You know the drill. Someone or something ticks you off. What do you do? Possibly grumble under your breath. Have an imaginary conversation with the offender and really tell them off. Probably you call a friend to vent your spleen over the matter…. If a guilty verdict went all the way up to ten, I’d have dialed it at an 11 for this one. Been there. Complained about it, too.
It’s part of being human. We’re relational communicators who are always seeking justification for what we say and do. So, we call our best friends who will always have our back and take our side, right?! What’s wrong with that?? Nothing…. And everything.
We all need someone we can talk to, but sometimes, in the process of complaining, or dare I say it? Even whining…. We often end up complaining more about things to others than we spend time praying about them with our Heavenly Father.
If you’ve been in church for a while—you know the passage. Philippians 4:6-7 says, “Be anxious for nothing, but in everything by prayer and supplication, with thanksgiving, let your requests be made known to God; and the peace of God, which surpasses all understanding, will guard your hearts and minds through Christ Jesus.” We’ve heard it, and we know it, but do we believe it? When those moments happen—do we remember to be anxious for nothing? Do we remember that nothing needs to rattle us? Do we turn to prayer? Do we seek ways to be thankful through our worries and frustrations? Do we talk to God about it? Do we invite Him to give us His wisdom and peace? Do we trust God to be a sounding board for our problems?
I’m afraid that I’m pretty hit-and-miss with those questions. I’m not always good about praying first.
Of course, God doesn’t mind our discussion with friends, but He wants to guide us, too. When He told us to cast all our cares on Him, He meant it. But still, there’s a real temptation to think that God doesn’t care about those mundane matters. But that’s not what His Word says. We’ve got to get in the habit of praying about things more than we spend complaining about them.
While we’re tempted to go to others, let us remember that God is just a prayer away, too. Jeremiah 33:3a says, “Call to me and I will answer you.” Hebrews 1:1-2 reminds us that God is communicating with us: “Long ago, at many times and in many ways, God spoke to our fathers by the prophets, but in these last days he has spoken to us by his Son, whom he appointed the heir of all things, through whom also he created the world.”

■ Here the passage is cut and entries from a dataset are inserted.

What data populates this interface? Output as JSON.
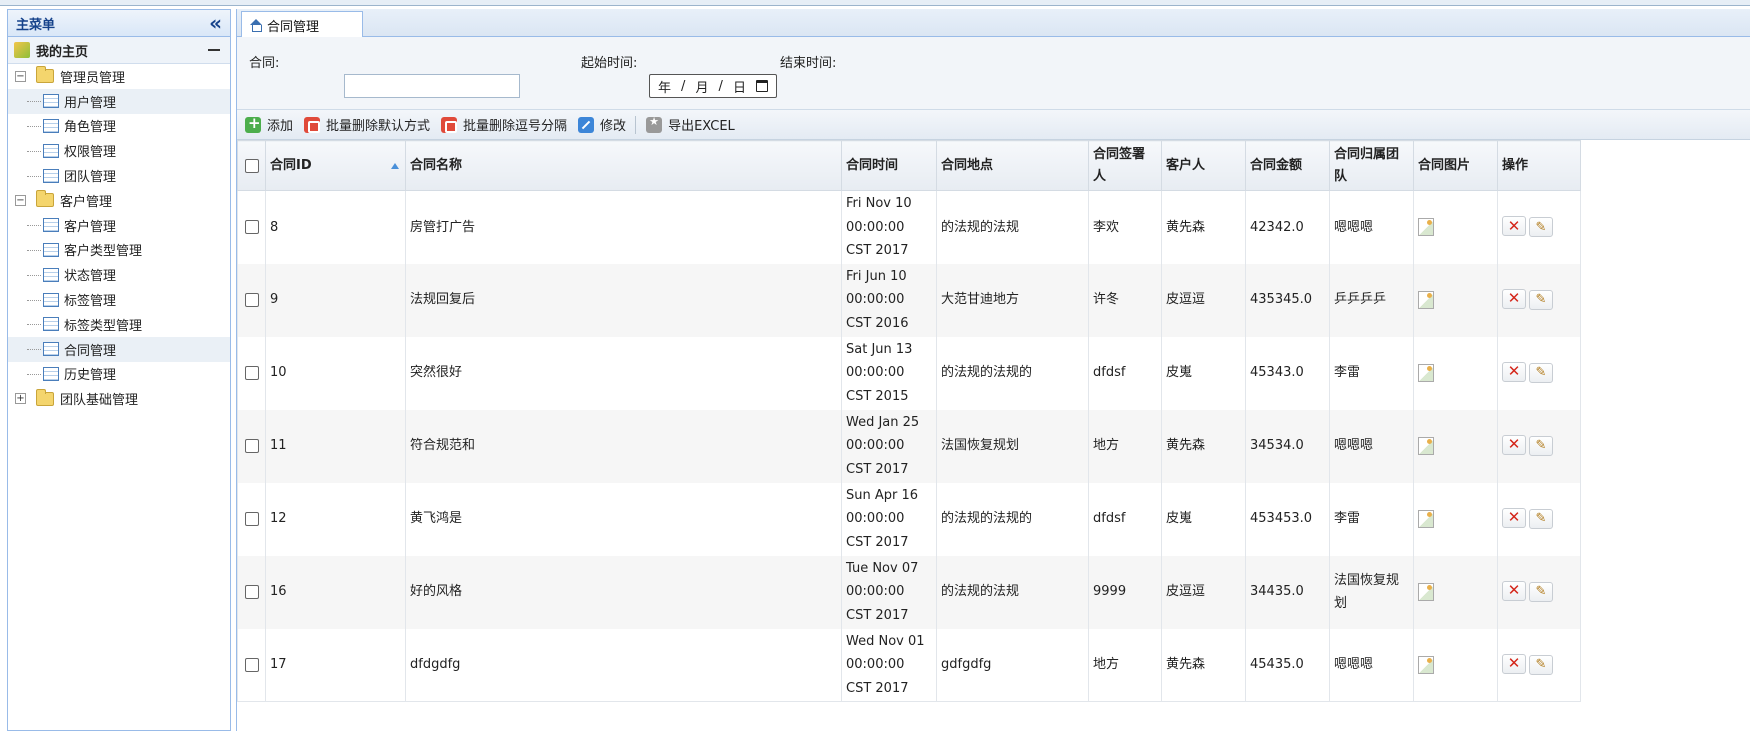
{
  "left_panel": {
    "title": "主菜单",
    "home_label": "我的主页",
    "tree": [
      {
        "label": "管理员管理",
        "expander": "−",
        "children": [
          "用户管理",
          "角色管理",
          "权限管理",
          "团队管理"
        ]
      },
      {
        "label": "客户管理",
        "expander": "−",
        "children": [
          "客户管理",
          "客户类型管理",
          "状态管理",
          "标签管理",
          "标签类型管理",
          "合同管理",
          "历史管理"
        ]
      },
      {
        "label": "团队基础管理",
        "expander": "+",
        "children": []
      }
    ]
  },
  "tab": {
    "label": "合同管理"
  },
  "search": {
    "contract_label": "合同:",
    "contract_value": "",
    "start_label": "起始时间:",
    "date_placeholder": {
      "year": "年",
      "month": "月",
      "day": "日"
    },
    "end_label": "结束时间:"
  },
  "toolbar": {
    "add": "添加",
    "batch_delete_default": "批量删除默认方式",
    "batch_delete_comma": "批量删除逗号分隔",
    "modify": "修改",
    "export": "导出EXCEL"
  },
  "grid": {
    "headers": [
      "合同ID",
      "合同名称",
      "合同时间",
      "合同地点",
      "合同签署人",
      "客户人",
      "合同金额",
      "合同归属团队",
      "合同图片",
      "操作"
    ],
    "rows": [
      {
        "id": "8",
        "name": "房管打广告",
        "time": "Fri Nov 10 00:00:00 CST 2017",
        "place": "的法规的法规",
        "signer": "李欢",
        "customer": "黄先森",
        "amount": "42342.0",
        "team": "嗯嗯嗯"
      },
      {
        "id": "9",
        "name": "法规回复后",
        "time": "Fri Jun 10 00:00:00 CST 2016",
        "place": "大范甘迪地方",
        "signer": "许冬",
        "customer": "皮逗逗",
        "amount": "435345.0",
        "team": "乒乒乒乒"
      },
      {
        "id": "10",
        "name": "突然很好",
        "time": "Sat Jun 13 00:00:00 CST 2015",
        "place": "的法规的法规的",
        "signer": "dfdsf",
        "customer": "皮嵬",
        "amount": "45343.0",
        "team": "李雷"
      },
      {
        "id": "11",
        "name": "符合规范和",
        "time": "Wed Jan 25 00:00:00 CST 2017",
        "place": "法国恢复规划",
        "signer": "地方",
        "customer": "黄先森",
        "amount": "34534.0",
        "team": "嗯嗯嗯"
      },
      {
        "id": "12",
        "name": "黄飞鸿是",
        "time": "Sun Apr 16 00:00:00 CST 2017",
        "place": "的法规的法规的",
        "signer": "dfdsf",
        "customer": "皮嵬",
        "amount": "453453.0",
        "team": "李雷"
      },
      {
        "id": "16",
        "name": "好的风格",
        "time": "Tue Nov 07 00:00:00 CST 2017",
        "place": "的法规的法规",
        "signer": "9999",
        "customer": "皮逗逗",
        "amount": "34435.0",
        "team": "法国恢复规划"
      },
      {
        "id": "17",
        "name": "dfdgdfg",
        "time": "Wed Nov 01 00:00:00 CST 2017",
        "place": "gdfgdfg",
        "signer": "地方",
        "customer": "黄先森",
        "amount": "45435.0",
        "team": "嗯嗯嗯"
      }
    ]
  },
  "colors": {
    "accent": "#15428b",
    "border": "#99bbe8",
    "delete_red": "#d4271b"
  }
}
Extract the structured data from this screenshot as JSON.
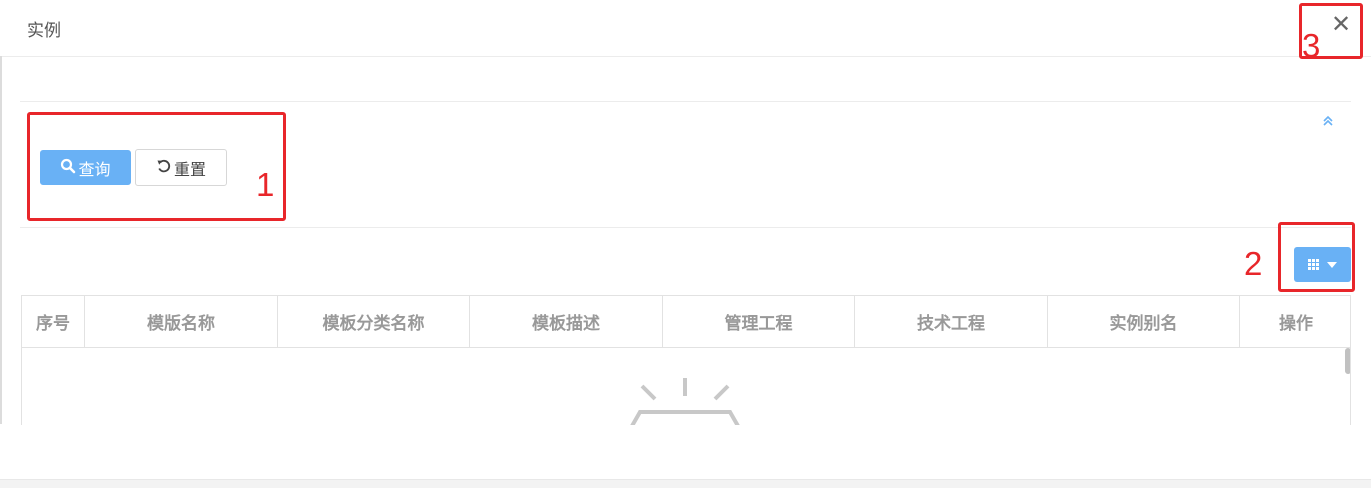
{
  "modal": {
    "title": "实例",
    "close_glyph": "✕"
  },
  "search": {
    "query_label": "查询",
    "reset_label": "重置"
  },
  "table": {
    "columns": [
      "序号",
      "模版名称",
      "模板分类名称",
      "模板描述",
      "管理工程",
      "技术工程",
      "实例别名",
      "操作"
    ],
    "rows": []
  },
  "annotations": {
    "one": "1",
    "two": "2",
    "three": "3"
  },
  "icons": {
    "query": "search-icon",
    "reset": "refresh-icon",
    "collapse": "double-chevron-up-icon",
    "column_toggle": "grid-icon",
    "close": "close-icon",
    "empty": "empty-data-icon"
  },
  "colors": {
    "primary": "#69b1f5",
    "annotation": "#e8262a",
    "header_text": "#999999"
  }
}
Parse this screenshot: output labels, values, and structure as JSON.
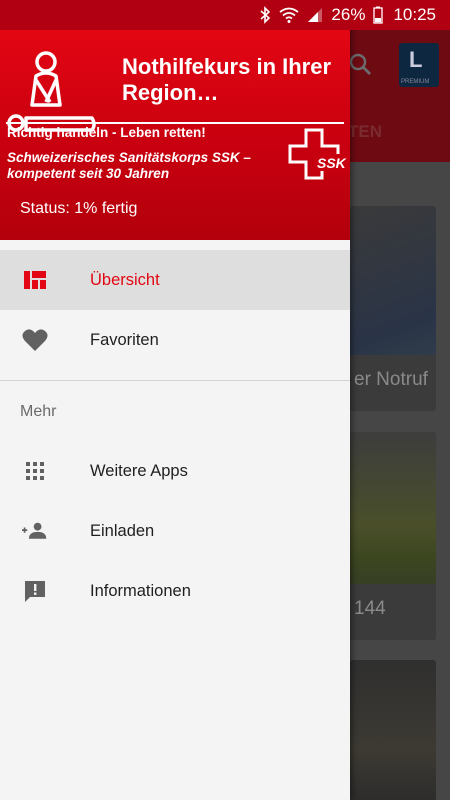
{
  "status_bar": {
    "battery_percent": "26%",
    "time": "10:25",
    "icons": [
      "bluetooth-icon",
      "wifi-icon",
      "signal-icon",
      "battery-icon"
    ]
  },
  "background": {
    "tab_label": "TEN",
    "premium_badge_letter": "L",
    "premium_badge_text": "PREMIUM",
    "cards": [
      {
        "caption": "er Notruf"
      },
      {
        "caption": "144"
      },
      {
        "caption": ""
      }
    ]
  },
  "drawer": {
    "header": {
      "title": "Nothilfekurs in Ihrer Region…",
      "tagline": "Richtig handeln - Leben retten!",
      "org_line": "Schweizerisches Sanitätskorps SSK – kompetent seit 30 Jahren",
      "ssk_text": "SSK",
      "status": "Status: 1% fertig"
    },
    "items": [
      {
        "label": "Übersicht",
        "icon": "dashboard-icon",
        "active": true
      },
      {
        "label": "Favoriten",
        "icon": "heart-icon",
        "active": false
      }
    ],
    "section_title": "Mehr",
    "more_items": [
      {
        "label": "Weitere Apps",
        "icon": "apps-grid-icon"
      },
      {
        "label": "Einladen",
        "icon": "add-person-icon"
      },
      {
        "label": "Informationen",
        "icon": "feedback-icon"
      }
    ]
  },
  "colors": {
    "accent": "#e30613",
    "header_red": "#c8000f",
    "status_bar": "#b00012",
    "drawer_bg": "#f4f4f4",
    "active_row": "#dedede"
  }
}
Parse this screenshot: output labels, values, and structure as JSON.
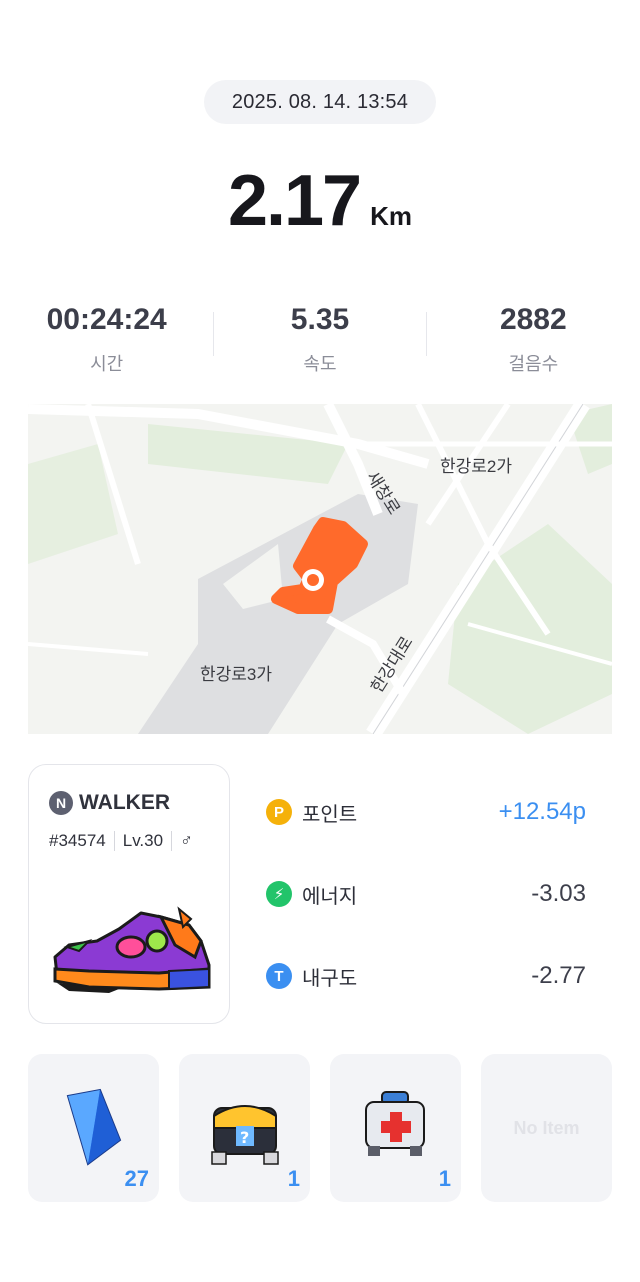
{
  "run": {
    "datetime": "2025. 08. 14. 13:54",
    "distance": "2.17",
    "distance_unit": "Km"
  },
  "stats": [
    {
      "value": "00:24:24",
      "label": "시간"
    },
    {
      "value": "5.35",
      "label": "속도"
    },
    {
      "value": "2882",
      "label": "걸음수"
    }
  ],
  "map": {
    "labels": [
      "새창로",
      "한강로2가",
      "한강로3가",
      "한강대로"
    ],
    "route_color": "#ff6a2b"
  },
  "shoe_card": {
    "brand_badge": "N",
    "brand": "WALKER",
    "id": "#34574",
    "level": "Lv.30",
    "gender_symbol": "♂"
  },
  "rewards": [
    {
      "icon": "point-icon",
      "badge": "P",
      "label": "포인트",
      "value": "+12.54p",
      "color": "#f5b10a"
    },
    {
      "icon": "energy-icon",
      "badge": "⚡",
      "label": "에너지",
      "value": "-3.03",
      "color": "#22c46a"
    },
    {
      "icon": "durability-icon",
      "badge": "T",
      "label": "내구도",
      "value": "-2.77",
      "color": "#3b8ff1"
    }
  ],
  "items": [
    {
      "icon": "blue-gem-icon",
      "count": "27"
    },
    {
      "icon": "mystery-box-icon",
      "count": "1"
    },
    {
      "icon": "repair-kit-icon",
      "count": "1"
    },
    {
      "icon": "empty-slot",
      "empty_label": "No Item"
    }
  ],
  "colors": {
    "accent_blue": "#3b8ff1",
    "route_orange": "#ff6a2b"
  }
}
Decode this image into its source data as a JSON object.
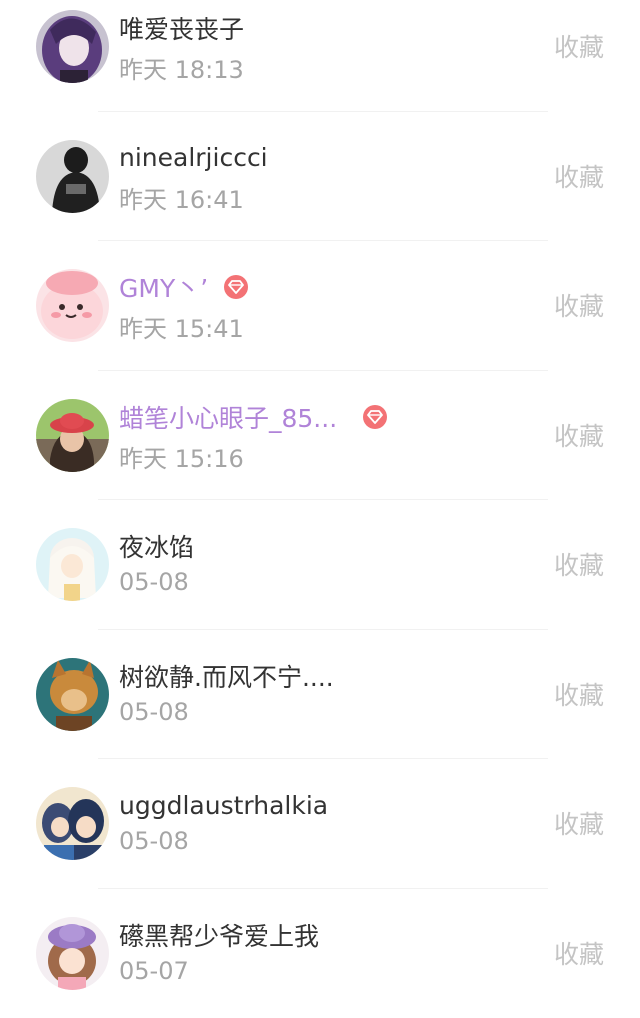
{
  "fav_label": "收藏",
  "items": [
    {
      "name": "唯爱丧丧子",
      "time": "昨天 18:13",
      "vip": false,
      "avatar": "avatar-purple-hair"
    },
    {
      "name": "ninealrjiccci",
      "time": "昨天 16:41",
      "vip": false,
      "avatar": "avatar-dark-hoodie"
    },
    {
      "name": "GMY丶’",
      "time": "昨天 15:41",
      "vip": true,
      "avatar": "avatar-pink-cartoon"
    },
    {
      "name": "蜡笔小心眼子_85...",
      "time": "昨天 15:16",
      "vip": true,
      "avatar": "avatar-red-hat-girl"
    },
    {
      "name": "夜冰馅",
      "time": "05-08",
      "vip": false,
      "avatar": "avatar-white-anime"
    },
    {
      "name": "树欲静.而风不宁....",
      "time": "05-08",
      "vip": false,
      "avatar": "avatar-cat-teal"
    },
    {
      "name": "uggdlaustrhalkia",
      "time": "05-08",
      "vip": false,
      "avatar": "avatar-couple-blue"
    },
    {
      "name": "礤黑帮少爷爱上我",
      "time": "05-07",
      "vip": false,
      "avatar": "avatar-purple-hat-girl"
    }
  ],
  "colors": {
    "vip_name": "#b083d8",
    "vip_badge": "#f37275",
    "name": "#333333",
    "time": "#a5a5a5",
    "fav": "#c4c4c4"
  }
}
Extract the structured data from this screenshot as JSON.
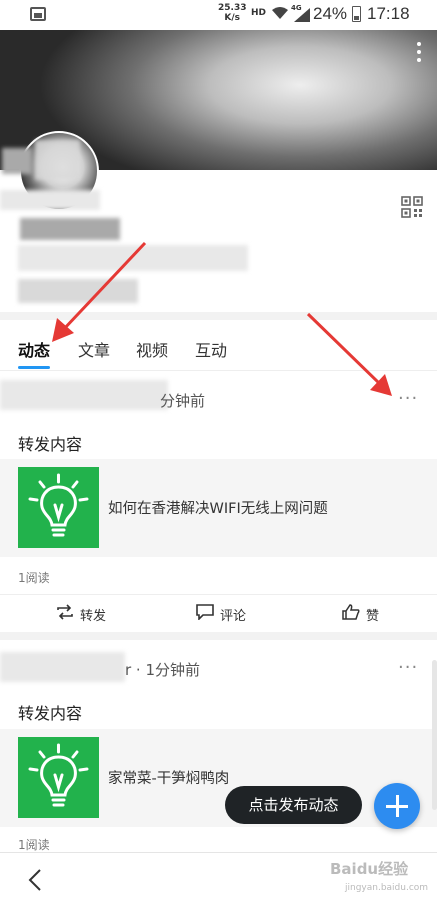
{
  "status_bar": {
    "speed_value": "25.33",
    "speed_unit": "K/s",
    "hd": "HD",
    "network": "4G",
    "battery": "24%",
    "time": "17:18"
  },
  "tabs": [
    {
      "label": "动态"
    },
    {
      "label": "文章"
    },
    {
      "label": "视频"
    },
    {
      "label": "互动"
    }
  ],
  "posts": [
    {
      "time": "分钟前",
      "repost_label": "转发内容",
      "card_title": "如何在香港解决WIFI无线上网问题",
      "reads": "1阅读",
      "actions": {
        "share": "转发",
        "comment": "评论",
        "like": "赞"
      }
    },
    {
      "time": "r · 1分钟前",
      "repost_label": "转发内容",
      "card_title": "家常菜-干笋焖鸭肉",
      "reads": "1阅读"
    }
  ],
  "more_dots": "···",
  "tooltip": "点击发布动态",
  "watermark": "Baidu经验",
  "watermark_sub": "jingyan.baidu.com",
  "colors": {
    "accent": "#2196f3",
    "fab": "#2d8cf0",
    "thumb_green": "#22b24c",
    "arrow_red": "#e53935"
  }
}
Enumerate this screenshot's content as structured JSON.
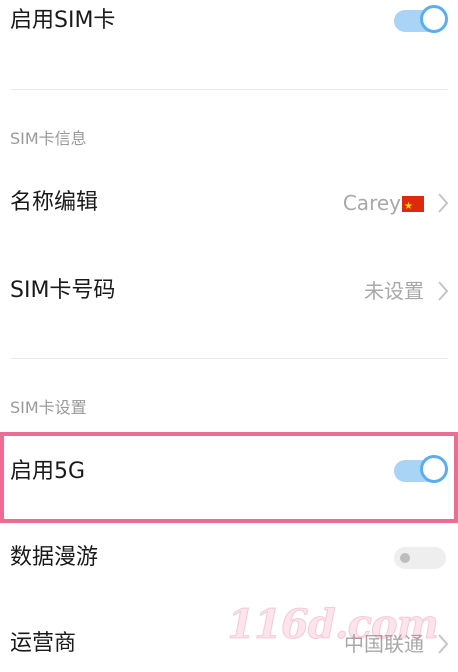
{
  "enable_sim": {
    "label": "启用SIM卡",
    "toggle_state": "on"
  },
  "sim_info": {
    "header": "SIM卡信息",
    "name_edit": {
      "label": "名称编辑",
      "value": "Carey",
      "flag_icon": "china-flag-icon"
    },
    "sim_number": {
      "label": "SIM卡号码",
      "value": "未设置"
    }
  },
  "sim_settings": {
    "header": "SIM卡设置",
    "enable_5g": {
      "label": "启用5G",
      "toggle_state": "on"
    },
    "data_roaming": {
      "label": "数据漫游",
      "toggle_state": "off"
    },
    "carrier": {
      "label": "运营商",
      "value": "中国联通"
    }
  },
  "watermark": "116d.com",
  "colors": {
    "toggle_on_track": "#a9d4f5",
    "toggle_on_ring": "#5aaef0",
    "highlight_border": "#ee6c93",
    "secondary_text": "#a8a8a8"
  }
}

What would life look like if we did more to live by the truth in 1 John 1:3b, “…our fellowship is with the Father and with His Son Jesus Christ.”?
What would life look like if we did less complaining and a lot more praying?